Though suitably dressed in the aesthetics of an inspiring tale of protest and solidarity (the opening credits are made up of various “Free CeCe” logos graffitied across urban locations), Free CeCe! is ultimately an unfocused amalgamation of the personal and the political.

Director Jacqueline Gares takes on too many issues, which, though undeniably connected, she’s unable to map convincingly into a clear narrative or argument. The topics are simply placed inelegantly after one another, and there’s little attempt to tease out the connections.

The presentation of the fight itself and its aftermath lacks clarity – it’s not always clear who’s speaking – and is far from unbiased. However, static diagrammatic animation is smartly and sensitively employed instead of the more obvious technique of reconstruction.

The decision to tell aspects of CeCe’s personal story – childhood memories, a post-incarceration reunion with her long-estranged mother – out of sequence lends further incoherence, and melds imperfectly with one of the most overtly political parts of the story, a celebratory look at trans rights campaigners across the US.

The only flicker of structural unity is the presence of Laverne Cox, whose star power one suspects is being used to bolster Free CeCe! and its themes. Unfortunately Cox mostly proves a bland though sympathetic presence, only occasionally voicing complex questions. More like this could have garnered greater insight and argumentative thrust.

Free CeCe! attempts an undeniably necessary deconstruction of inequality and systemic injustice and provides a deserved platform for many underserved voices. Many of the personal testimonies emotively strike home, but the film as a whole struggles for articulacy.



CAST: Laverne Cox, Venus Xtravaganza, Tona Brown, CeCe McDonald

DIRECTOR: Jacqueline Gares

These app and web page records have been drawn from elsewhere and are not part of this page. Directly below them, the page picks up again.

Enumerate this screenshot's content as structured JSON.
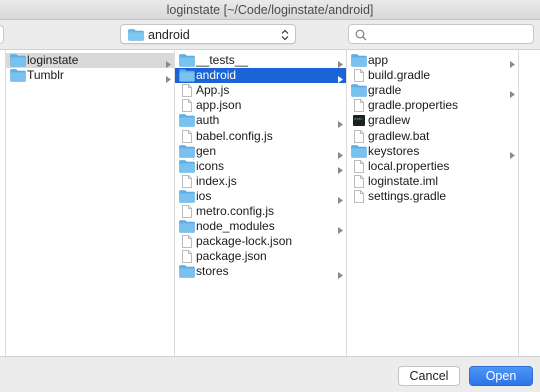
{
  "window": {
    "title": "loginstate [~/Code/loginstate/android]"
  },
  "toolbar": {
    "path_select": {
      "value": "android",
      "icon": "folder-icon"
    },
    "search": {
      "placeholder": "",
      "icon": "search-icon"
    }
  },
  "columns": [
    {
      "items": [
        {
          "label": "loginstate",
          "type": "folder",
          "has_children": true,
          "state": "selected-inactive"
        },
        {
          "label": "Tumblr",
          "type": "folder",
          "has_children": true,
          "state": ""
        }
      ]
    },
    {
      "items": [
        {
          "label": "__tests__",
          "type": "folder",
          "has_children": true,
          "state": ""
        },
        {
          "label": "android",
          "type": "folder",
          "has_children": true,
          "state": "selected-active"
        },
        {
          "label": "App.js",
          "type": "file",
          "has_children": false,
          "state": ""
        },
        {
          "label": "app.json",
          "type": "file",
          "has_children": false,
          "state": ""
        },
        {
          "label": "auth",
          "type": "folder",
          "has_children": true,
          "state": ""
        },
        {
          "label": "babel.config.js",
          "type": "file",
          "has_children": false,
          "state": ""
        },
        {
          "label": "gen",
          "type": "folder",
          "has_children": true,
          "state": ""
        },
        {
          "label": "icons",
          "type": "folder",
          "has_children": true,
          "state": ""
        },
        {
          "label": "index.js",
          "type": "file",
          "has_children": false,
          "state": ""
        },
        {
          "label": "ios",
          "type": "folder",
          "has_children": true,
          "state": ""
        },
        {
          "label": "metro.config.js",
          "type": "file",
          "has_children": false,
          "state": ""
        },
        {
          "label": "node_modules",
          "type": "folder",
          "has_children": true,
          "state": ""
        },
        {
          "label": "package-lock.json",
          "type": "file",
          "has_children": false,
          "state": ""
        },
        {
          "label": "package.json",
          "type": "file",
          "has_children": false,
          "state": ""
        },
        {
          "label": "stores",
          "type": "folder",
          "has_children": true,
          "state": ""
        }
      ]
    },
    {
      "items": [
        {
          "label": "app",
          "type": "folder",
          "has_children": true,
          "state": ""
        },
        {
          "label": "build.gradle",
          "type": "file",
          "has_children": false,
          "state": ""
        },
        {
          "label": "gradle",
          "type": "folder",
          "has_children": true,
          "state": ""
        },
        {
          "label": "gradle.properties",
          "type": "file",
          "has_children": false,
          "state": ""
        },
        {
          "label": "gradlew",
          "type": "exec",
          "has_children": false,
          "state": ""
        },
        {
          "label": "gradlew.bat",
          "type": "file",
          "has_children": false,
          "state": ""
        },
        {
          "label": "keystores",
          "type": "folder",
          "has_children": true,
          "state": ""
        },
        {
          "label": "local.properties",
          "type": "file",
          "has_children": false,
          "state": ""
        },
        {
          "label": "loginstate.iml",
          "type": "file",
          "has_children": false,
          "state": ""
        },
        {
          "label": "settings.gradle",
          "type": "file",
          "has_children": false,
          "state": ""
        }
      ]
    }
  ],
  "buttons": {
    "cancel": "Cancel",
    "open": "Open"
  },
  "colors": {
    "selection_active": "#1a64d6",
    "selection_inactive": "#d9d9d9",
    "folder": "#66b7ec",
    "primary_button": "#2b74e8"
  }
}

SYNOPSIS: This film confronts the culture of violence surrounding trans women of color. It is told through the voices of Laverne Cox and CeCe McDonald.